I reckoned that any home made one, fresh and still warm, is going to taste good, however it is made.  I'm no expert and my palate is not that 'refined'.  So this is what I did.

For the dough I used SR flour (please don't shudder, it was fine) and natural yogurt - 100g flour and about 50g natural yogurt (probably a bit more than that but I didn't really measure.  I seasoned with salt and pepper.

I 'cheated' and used Thermione but it would be simple by hand, just taking a bit longer.  Mix together the flour, yogurt and seasonings and knead, aiming for a dough that is just on the dry side of being sticky.  If it's too sticky, add more flour; if it's too dry, add more yogurt.

That's it really.  Wrap the dough and pop it in the fridge for about an hour.  Then take it out, break off portions, shape and roll out.  I went for sort of circles after trying to shape the first one (in the photo below) which ended up more like a square with rounded corners! because that's easiest

There are differing opinions about the cooking.  I just dry fried  and kept the first one warm, covered with a clean cloth, until the second one was made and so on.  They puff up quite a lot, as you can see, before going down again.


They were 'basic', I know, but very tasty with the chicken curry!  I suppose one could brush them over with garlic butter and that would be nice too but I didn't, not this time.

That's it.  I made four, far too much really, but I ate the lot because there was a lot of gravy.  That's my excuse

Very delicious!

Wednesday, 6 September 2017

Apple curd

A friend gave me some cooking apples from her tree, beautiful, sound cooking apples, a pleasure to look at and handle.  Kilos of them too which was so generous.

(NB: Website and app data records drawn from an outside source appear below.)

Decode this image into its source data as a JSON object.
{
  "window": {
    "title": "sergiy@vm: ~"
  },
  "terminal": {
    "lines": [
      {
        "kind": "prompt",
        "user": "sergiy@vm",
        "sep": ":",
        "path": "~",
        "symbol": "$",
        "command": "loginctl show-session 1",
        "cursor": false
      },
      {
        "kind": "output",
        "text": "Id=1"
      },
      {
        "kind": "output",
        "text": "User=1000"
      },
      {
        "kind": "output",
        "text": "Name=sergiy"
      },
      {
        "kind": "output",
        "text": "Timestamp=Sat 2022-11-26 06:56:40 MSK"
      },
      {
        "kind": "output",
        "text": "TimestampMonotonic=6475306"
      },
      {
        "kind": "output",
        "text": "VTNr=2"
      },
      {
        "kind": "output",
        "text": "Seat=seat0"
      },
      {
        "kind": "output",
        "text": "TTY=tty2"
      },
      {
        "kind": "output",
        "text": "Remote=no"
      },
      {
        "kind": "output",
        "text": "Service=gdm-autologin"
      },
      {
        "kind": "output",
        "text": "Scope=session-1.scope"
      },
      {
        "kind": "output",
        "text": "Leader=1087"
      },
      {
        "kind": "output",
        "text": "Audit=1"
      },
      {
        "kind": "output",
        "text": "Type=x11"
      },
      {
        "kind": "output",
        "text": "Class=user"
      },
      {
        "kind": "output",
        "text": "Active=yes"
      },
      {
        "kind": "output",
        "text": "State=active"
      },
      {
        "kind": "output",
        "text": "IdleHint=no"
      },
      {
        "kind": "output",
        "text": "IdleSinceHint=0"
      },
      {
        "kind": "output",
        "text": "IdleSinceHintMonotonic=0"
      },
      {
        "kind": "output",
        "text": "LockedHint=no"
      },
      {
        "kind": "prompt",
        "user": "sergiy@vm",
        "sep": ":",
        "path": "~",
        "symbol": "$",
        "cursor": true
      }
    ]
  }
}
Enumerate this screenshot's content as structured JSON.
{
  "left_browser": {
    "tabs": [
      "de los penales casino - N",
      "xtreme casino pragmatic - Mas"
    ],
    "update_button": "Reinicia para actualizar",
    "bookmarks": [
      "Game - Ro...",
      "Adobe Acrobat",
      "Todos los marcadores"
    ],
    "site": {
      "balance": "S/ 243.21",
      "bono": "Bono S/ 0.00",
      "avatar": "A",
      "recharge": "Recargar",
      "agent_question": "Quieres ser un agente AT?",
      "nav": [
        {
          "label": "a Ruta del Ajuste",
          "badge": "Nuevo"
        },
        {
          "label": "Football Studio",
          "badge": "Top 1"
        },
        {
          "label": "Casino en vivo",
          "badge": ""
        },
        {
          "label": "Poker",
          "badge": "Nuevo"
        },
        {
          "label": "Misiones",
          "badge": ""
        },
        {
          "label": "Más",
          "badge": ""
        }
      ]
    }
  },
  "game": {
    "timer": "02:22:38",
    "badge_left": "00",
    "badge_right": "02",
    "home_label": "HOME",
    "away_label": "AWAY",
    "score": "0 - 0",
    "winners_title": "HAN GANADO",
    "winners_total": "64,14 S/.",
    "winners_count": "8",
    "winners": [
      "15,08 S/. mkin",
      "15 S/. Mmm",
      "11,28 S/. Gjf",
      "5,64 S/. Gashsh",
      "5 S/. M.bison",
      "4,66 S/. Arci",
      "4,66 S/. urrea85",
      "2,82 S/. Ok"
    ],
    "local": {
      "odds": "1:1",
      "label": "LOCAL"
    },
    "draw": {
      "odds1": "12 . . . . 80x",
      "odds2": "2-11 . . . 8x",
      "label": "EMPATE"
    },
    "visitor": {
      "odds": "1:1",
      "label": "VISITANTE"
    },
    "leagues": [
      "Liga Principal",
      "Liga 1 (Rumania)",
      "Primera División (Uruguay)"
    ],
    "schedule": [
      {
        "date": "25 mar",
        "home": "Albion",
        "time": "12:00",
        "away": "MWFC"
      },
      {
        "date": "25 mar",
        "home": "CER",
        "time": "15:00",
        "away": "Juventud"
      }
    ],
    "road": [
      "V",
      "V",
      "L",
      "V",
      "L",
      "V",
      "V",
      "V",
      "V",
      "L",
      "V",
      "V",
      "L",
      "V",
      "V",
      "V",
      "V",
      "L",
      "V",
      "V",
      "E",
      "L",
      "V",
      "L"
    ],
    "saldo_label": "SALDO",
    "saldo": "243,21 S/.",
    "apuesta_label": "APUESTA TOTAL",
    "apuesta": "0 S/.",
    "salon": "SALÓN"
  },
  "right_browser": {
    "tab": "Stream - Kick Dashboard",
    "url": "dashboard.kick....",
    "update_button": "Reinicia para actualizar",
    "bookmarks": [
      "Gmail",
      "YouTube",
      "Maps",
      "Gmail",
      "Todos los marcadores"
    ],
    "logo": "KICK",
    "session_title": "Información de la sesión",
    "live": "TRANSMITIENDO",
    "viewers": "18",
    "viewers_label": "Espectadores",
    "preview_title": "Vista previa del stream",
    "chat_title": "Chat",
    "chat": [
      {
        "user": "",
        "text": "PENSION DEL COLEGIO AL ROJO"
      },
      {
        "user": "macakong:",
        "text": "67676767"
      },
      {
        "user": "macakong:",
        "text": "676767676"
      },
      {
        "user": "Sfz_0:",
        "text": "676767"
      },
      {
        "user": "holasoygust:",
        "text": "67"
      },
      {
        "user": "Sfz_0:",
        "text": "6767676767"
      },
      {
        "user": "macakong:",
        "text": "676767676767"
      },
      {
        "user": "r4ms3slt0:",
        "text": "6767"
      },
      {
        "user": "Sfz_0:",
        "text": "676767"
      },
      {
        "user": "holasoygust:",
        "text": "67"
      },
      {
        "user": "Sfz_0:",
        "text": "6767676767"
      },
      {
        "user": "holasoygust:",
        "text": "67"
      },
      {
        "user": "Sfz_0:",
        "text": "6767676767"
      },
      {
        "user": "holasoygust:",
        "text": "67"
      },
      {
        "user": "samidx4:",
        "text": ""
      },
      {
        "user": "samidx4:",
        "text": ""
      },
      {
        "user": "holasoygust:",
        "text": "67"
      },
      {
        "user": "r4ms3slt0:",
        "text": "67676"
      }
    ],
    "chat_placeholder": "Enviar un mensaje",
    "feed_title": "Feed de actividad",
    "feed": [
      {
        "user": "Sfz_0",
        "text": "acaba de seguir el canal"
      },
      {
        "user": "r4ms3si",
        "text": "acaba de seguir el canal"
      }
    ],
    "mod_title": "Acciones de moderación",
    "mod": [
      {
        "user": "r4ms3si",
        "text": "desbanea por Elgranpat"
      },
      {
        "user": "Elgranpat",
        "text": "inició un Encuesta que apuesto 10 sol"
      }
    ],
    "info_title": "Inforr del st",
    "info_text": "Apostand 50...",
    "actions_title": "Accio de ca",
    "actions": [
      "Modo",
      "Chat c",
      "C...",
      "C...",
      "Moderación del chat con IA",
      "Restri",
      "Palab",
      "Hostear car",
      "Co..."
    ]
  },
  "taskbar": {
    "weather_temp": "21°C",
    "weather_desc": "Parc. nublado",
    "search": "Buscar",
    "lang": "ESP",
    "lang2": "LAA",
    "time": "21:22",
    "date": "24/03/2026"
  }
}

I've been looking for some recipes I haven't tried before and I found this one which is a River Cottage recipe (which are always good for a try) on the Guardian site.
https://www.theguardian.com/lifeandstyle/gallery/2008/jul/21/foodanddrink.recipe
I converted it to a Thermomix recipe because I know Thermione does lemon curd beautifully and with a lot less hassle.

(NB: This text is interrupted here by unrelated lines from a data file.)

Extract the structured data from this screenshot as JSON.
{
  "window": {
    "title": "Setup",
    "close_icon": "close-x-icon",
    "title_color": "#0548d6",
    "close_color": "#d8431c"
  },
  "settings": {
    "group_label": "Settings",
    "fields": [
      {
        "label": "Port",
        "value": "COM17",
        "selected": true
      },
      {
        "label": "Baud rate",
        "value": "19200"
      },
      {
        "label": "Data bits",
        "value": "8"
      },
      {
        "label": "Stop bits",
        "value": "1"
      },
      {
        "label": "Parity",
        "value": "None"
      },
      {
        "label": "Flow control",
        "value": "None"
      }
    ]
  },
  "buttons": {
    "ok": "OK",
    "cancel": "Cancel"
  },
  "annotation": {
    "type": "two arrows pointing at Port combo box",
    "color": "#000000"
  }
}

It's a dream - totally, deliciously wonderful and I'm so going to make it again!


OK, so the recipe itself can be found via the link above.  Here's the thermo way.

Put five spotlessly clean, medium sized jars into a cool oven to warm up.  Wash and dry the lids.

Crack 4 or 5 eggs into the bowl and zizz until smooth and 'light.  You need about 200 mls beaten egg.  Tip into a container and wash out the bowl.

450g bramley apples, peeled, cored and chopped, added straight away to 100ml water and the finely grated zest of two lemons (I only had one and it's still nice) in the bowl.

Cook at 95C, speed 2 for about 10 mins or until the apple is soft.  If the mix hasn't gone light, fluffy and pureed, give it a zizz for luck!

Add 125g butter (it says unsalted, I only had salted), 450g granulated sugar and 100mls strained lemon juice (the juice from the lemon made up to 100mls with lemon juice from a bottle)
Mix on 2 for around two minutes until the sugar has dissolved and the butter has melted.  You get a lovely, light mixture.

Make sure the mixture is below 50C (check the temp dial).  It should be but do check because if it's too hot, the curd might split when you add it.

Take off the measuring cup, start mixing at about 2 and pour the beaten eggs into the mixture.  Continue mixing until it is all incorporated.

Cook at speed 2, 95C for around ten minutes.  If it thickens before then, it doesn't matter as it won't boil and scramble.  That's the delight of a Thermomix!

Pour into the jars immediately and put on the lids.  Scrape out the bowl and enjoy!  Label the jars when they are cold.

Keep in fridge once opened and use within 4 weeks.  I don't think there is any danger whatsoever of it lasting that long.  It is gorgeous!